Nothing goes quite right for Chow Mo Wan when love goes wrong in Singapore, circa 1964. Two years later, he's a writer living in Hong Kong, where he bumps into a woman he knew back when (although she doesn't remember). A few days later, when he returns to her hotel room, she's gone -- stabbed by a jealous lover, and now nowhere to be found.
So Chow (Tony Leung) tries to move into her old room, 2046, which is being desanguinated. He takes 2047 instead, where he writes a science-fiction story called "2046," about a lovesick man who lives in a future world with a train that takes people back in time to the eponymous year, where nothing ever changes or goes wrong.
Readers like the story (it's erotic within permissible boundaries), but Chow, who's become aloof, embittered and a bit of a playboy, claims that it doesn't mean a thing. The title is just a room number, the story is all made up. No, nothing personal here, no hidden meaning. Just a story. What is real is his dirty little affair with Bai (Ziyi Zhang), the "artist" in the room next door whom he treats like a prostitute, which she is.

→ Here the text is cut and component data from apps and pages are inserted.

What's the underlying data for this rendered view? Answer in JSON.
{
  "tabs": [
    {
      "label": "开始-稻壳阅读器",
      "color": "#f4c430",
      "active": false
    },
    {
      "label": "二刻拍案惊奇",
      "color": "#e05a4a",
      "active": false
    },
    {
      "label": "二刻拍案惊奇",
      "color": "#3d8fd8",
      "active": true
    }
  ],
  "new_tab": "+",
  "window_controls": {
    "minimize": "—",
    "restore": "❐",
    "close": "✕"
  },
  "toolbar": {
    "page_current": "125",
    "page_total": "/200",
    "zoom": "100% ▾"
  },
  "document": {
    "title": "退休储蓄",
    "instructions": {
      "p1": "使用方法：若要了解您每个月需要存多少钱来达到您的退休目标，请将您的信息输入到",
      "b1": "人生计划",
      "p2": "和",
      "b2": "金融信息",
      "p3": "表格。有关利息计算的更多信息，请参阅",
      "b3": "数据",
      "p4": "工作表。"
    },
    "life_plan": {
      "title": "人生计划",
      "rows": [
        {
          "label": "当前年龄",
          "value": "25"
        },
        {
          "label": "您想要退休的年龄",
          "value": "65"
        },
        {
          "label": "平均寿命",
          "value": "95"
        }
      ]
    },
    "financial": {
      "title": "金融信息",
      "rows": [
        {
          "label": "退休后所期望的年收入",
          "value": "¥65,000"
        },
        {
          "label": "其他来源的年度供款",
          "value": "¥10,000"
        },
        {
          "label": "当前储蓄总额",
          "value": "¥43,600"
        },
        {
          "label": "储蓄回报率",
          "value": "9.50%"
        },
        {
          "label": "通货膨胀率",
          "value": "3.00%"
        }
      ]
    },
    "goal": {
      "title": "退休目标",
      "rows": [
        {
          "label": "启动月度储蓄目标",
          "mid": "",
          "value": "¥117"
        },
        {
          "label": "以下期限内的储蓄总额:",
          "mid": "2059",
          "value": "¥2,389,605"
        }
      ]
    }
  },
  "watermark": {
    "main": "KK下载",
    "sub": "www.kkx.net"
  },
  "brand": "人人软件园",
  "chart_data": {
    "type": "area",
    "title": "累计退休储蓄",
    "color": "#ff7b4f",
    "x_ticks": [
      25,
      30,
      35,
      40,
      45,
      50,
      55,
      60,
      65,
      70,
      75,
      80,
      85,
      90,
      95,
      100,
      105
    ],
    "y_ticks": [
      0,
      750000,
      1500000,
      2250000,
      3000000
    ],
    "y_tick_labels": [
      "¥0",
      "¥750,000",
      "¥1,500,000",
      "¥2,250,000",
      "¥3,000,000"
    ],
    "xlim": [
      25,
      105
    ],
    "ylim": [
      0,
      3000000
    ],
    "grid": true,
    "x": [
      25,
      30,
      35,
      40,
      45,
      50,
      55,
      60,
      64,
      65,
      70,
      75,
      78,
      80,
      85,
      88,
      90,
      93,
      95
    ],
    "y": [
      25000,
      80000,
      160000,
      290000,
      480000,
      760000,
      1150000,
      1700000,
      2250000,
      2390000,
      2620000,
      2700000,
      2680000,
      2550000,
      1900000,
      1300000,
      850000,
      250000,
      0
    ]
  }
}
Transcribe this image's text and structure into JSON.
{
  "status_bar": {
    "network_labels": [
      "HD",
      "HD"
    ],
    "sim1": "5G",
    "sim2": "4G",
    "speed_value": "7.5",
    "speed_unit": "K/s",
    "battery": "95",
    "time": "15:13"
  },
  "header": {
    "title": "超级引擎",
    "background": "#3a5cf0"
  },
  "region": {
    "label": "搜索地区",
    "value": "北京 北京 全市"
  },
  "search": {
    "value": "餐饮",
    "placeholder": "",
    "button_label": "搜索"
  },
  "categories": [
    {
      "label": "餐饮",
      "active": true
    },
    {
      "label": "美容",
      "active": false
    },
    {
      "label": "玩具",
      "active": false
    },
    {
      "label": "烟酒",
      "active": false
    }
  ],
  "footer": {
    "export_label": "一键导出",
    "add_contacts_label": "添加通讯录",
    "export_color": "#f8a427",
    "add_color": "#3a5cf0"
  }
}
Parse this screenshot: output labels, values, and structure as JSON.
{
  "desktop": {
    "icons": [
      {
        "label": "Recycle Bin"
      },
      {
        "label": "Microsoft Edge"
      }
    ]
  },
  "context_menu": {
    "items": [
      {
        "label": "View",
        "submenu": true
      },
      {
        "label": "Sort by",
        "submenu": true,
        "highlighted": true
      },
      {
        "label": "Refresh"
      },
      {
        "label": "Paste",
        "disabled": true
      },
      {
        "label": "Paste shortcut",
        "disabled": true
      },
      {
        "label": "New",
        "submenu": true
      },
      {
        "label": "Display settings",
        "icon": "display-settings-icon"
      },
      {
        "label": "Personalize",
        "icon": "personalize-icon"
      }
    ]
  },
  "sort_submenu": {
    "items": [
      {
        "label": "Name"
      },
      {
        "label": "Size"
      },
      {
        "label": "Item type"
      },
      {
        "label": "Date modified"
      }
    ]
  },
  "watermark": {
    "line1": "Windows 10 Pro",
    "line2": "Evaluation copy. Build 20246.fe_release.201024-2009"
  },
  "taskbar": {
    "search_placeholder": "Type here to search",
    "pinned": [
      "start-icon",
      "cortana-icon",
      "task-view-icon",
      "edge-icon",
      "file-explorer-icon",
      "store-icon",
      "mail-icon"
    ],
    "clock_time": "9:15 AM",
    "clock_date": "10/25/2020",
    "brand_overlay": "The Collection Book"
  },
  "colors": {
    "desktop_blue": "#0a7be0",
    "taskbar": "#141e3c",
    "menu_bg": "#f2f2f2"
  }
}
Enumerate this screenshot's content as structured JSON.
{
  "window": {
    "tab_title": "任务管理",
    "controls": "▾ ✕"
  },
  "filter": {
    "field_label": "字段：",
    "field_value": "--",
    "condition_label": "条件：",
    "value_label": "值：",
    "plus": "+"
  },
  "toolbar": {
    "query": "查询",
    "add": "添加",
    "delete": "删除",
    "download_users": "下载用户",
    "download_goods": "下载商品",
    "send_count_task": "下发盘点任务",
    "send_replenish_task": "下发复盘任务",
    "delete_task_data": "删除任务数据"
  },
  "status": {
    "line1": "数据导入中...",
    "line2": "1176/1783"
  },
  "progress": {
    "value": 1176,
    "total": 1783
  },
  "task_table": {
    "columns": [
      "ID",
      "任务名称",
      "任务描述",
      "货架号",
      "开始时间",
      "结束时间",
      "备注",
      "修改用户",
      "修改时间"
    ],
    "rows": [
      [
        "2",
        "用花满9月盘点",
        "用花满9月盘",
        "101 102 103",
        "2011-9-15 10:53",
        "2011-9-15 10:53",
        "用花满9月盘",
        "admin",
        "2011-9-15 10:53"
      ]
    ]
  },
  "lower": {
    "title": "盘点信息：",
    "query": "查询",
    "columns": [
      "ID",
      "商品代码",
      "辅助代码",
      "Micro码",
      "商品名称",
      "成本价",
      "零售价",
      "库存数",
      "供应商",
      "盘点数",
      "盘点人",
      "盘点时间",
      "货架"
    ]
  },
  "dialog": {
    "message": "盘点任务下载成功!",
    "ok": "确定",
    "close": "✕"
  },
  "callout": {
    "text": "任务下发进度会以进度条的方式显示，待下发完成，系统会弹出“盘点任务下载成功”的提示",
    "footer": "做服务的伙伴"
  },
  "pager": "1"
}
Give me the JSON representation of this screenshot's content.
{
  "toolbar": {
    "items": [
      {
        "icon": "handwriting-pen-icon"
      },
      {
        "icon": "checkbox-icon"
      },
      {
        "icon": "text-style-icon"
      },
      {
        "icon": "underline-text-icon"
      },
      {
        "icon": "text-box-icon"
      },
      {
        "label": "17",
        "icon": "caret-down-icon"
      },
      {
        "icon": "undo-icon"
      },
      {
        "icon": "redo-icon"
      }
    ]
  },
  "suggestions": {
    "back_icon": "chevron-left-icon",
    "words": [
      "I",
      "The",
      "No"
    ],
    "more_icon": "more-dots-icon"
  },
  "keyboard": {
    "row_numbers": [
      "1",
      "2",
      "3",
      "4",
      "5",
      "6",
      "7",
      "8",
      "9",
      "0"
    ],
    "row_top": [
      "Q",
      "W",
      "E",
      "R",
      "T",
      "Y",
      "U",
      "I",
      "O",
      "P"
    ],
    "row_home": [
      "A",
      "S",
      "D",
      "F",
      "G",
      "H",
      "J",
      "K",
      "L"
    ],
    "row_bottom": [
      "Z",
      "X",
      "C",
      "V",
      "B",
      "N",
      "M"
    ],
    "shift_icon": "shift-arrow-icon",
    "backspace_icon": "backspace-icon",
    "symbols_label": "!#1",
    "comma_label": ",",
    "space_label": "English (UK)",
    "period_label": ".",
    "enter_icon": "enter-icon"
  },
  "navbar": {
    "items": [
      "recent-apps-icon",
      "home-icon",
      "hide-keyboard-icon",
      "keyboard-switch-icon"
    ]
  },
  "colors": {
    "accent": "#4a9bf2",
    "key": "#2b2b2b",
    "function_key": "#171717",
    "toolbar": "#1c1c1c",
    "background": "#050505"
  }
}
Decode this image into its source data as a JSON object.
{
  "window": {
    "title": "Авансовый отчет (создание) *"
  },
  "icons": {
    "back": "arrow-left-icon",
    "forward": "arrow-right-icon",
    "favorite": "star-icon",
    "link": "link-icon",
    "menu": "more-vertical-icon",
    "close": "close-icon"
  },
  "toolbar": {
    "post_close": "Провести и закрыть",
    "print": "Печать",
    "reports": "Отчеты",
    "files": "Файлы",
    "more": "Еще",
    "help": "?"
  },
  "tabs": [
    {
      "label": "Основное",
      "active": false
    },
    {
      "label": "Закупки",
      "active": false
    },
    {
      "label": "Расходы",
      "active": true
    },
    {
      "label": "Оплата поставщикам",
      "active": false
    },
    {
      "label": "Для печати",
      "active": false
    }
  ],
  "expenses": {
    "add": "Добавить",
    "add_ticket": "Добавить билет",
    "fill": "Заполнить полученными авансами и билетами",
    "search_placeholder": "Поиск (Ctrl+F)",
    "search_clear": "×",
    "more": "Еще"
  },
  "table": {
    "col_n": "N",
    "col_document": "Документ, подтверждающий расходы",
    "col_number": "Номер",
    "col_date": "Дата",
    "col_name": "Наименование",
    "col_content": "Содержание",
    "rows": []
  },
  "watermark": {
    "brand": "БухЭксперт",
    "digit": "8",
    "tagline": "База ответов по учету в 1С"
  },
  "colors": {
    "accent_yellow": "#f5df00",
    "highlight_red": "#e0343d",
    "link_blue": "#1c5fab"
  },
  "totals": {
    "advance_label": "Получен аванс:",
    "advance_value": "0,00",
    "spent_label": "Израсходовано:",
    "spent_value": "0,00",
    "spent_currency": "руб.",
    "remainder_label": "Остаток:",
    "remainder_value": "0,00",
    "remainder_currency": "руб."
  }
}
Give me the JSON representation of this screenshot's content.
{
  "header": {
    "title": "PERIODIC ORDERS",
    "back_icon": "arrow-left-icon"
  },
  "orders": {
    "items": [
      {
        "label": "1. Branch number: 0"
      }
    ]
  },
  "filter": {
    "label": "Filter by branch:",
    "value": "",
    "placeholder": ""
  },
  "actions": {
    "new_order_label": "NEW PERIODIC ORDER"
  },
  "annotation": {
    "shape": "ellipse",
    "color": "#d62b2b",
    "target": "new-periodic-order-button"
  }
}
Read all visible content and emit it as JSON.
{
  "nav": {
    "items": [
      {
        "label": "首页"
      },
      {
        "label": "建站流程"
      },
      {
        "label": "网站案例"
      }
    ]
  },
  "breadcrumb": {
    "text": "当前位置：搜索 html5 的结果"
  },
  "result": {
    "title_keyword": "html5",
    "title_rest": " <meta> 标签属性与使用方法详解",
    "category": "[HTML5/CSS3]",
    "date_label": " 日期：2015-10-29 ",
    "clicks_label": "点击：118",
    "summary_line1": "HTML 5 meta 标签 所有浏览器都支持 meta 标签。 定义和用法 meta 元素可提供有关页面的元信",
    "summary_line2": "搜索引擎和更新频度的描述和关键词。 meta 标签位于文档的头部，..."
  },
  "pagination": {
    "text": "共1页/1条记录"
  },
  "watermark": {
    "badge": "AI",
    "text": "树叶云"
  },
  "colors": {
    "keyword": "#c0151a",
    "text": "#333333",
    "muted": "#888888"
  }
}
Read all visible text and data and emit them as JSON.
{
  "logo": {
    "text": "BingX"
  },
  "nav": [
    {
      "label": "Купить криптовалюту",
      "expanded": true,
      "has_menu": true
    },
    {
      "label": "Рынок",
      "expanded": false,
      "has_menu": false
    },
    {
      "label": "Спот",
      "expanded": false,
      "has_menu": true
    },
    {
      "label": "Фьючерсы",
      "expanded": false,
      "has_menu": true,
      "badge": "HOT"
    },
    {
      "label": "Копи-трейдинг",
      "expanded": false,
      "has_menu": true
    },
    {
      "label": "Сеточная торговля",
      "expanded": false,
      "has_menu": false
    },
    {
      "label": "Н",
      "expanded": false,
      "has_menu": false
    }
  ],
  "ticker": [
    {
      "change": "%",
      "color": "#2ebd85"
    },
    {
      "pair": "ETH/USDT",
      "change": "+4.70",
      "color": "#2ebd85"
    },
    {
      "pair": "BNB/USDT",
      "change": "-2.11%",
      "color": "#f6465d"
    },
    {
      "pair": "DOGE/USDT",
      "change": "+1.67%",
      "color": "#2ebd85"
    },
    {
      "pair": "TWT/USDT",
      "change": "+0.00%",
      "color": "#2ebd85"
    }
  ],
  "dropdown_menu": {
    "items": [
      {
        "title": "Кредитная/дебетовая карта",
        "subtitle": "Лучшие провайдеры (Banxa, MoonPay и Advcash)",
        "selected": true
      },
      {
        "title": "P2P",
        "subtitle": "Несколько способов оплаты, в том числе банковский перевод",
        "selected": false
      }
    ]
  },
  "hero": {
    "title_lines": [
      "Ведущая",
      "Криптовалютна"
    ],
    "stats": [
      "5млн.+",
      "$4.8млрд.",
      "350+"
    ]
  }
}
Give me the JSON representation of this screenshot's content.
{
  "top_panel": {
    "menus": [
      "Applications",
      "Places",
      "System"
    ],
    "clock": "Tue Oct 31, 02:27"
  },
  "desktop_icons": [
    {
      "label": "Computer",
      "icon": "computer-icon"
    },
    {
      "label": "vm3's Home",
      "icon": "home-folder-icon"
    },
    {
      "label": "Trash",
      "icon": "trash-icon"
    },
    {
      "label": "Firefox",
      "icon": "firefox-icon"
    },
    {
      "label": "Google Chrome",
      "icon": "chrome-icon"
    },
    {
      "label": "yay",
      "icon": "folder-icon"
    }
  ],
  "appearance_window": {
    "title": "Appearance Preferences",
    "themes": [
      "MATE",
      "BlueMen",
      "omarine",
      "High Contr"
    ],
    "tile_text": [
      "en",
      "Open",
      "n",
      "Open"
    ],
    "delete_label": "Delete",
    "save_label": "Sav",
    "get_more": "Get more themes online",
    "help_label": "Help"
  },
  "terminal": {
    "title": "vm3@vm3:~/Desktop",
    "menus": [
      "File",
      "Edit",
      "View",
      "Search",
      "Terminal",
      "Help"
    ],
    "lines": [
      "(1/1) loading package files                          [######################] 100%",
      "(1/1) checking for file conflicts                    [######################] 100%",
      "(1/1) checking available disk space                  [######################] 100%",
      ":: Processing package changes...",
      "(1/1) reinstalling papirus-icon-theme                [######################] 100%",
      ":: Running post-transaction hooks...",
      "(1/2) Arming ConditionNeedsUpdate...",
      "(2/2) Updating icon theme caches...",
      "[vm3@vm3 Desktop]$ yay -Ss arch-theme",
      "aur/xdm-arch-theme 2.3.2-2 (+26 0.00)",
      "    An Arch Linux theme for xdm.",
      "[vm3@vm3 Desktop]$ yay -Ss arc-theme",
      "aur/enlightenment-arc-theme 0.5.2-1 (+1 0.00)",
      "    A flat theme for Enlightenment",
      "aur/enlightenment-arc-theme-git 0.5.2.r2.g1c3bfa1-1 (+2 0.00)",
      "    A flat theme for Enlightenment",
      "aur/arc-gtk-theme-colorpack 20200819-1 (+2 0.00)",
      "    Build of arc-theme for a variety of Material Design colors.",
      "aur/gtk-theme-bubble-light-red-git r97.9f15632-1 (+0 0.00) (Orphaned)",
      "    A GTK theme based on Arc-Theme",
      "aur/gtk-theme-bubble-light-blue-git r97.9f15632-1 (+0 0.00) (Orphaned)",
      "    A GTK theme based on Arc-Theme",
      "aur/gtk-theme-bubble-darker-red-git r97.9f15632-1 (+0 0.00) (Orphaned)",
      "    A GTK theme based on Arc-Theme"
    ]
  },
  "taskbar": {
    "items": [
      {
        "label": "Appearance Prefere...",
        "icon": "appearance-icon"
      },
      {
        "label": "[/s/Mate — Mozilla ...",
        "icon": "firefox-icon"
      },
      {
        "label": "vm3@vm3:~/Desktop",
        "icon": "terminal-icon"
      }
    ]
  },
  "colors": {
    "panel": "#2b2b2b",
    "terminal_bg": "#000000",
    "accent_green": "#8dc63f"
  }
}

2046, the latest from Hong Kong director Wong Kar Wai, is beautifully filmed, highly contrived, and about as poignant as a doctoral exegesis. Stories of love often occupy Wong's cinema; his In the Mood for Love may be his masterpiece so far. But in 2046, which takes its title from a room number in In the Mood, thus making it something of a sequel, love is a topic for him, like string theory. His film is a lush work of artifact, a lugubrious pseudo-noir, with faint echoes of classic art films such as Last Year at Marienbad and La Jetté.
Portions of Wong's 2046 dramatize Chow's "2046," and both are often visually choreographed to opera, which the hotel owners play in his room, loudly, to mask his arguments with his elder daughter, who's dating a Japanese man. This music, of course, is a metaphor for the mellow drama that unfolds in 2046, although not a very subtle one. Nor do we need to hear that some of Chow's friends have told him that he seems more at ease in his fictional world than in reality.
All of this leaves us with little to do but bathe in crisp moody lighting and the elegiac piano concertos, string symphonies and mellow pop of the soundtrack. Some handsome acting occasionally manages to break through. But Wong's faux sophistication is ultimately wearying to watch, even if you can admire his tenacity in making intricate films like this. In Mandarin, and a little Japanese, with subtitles.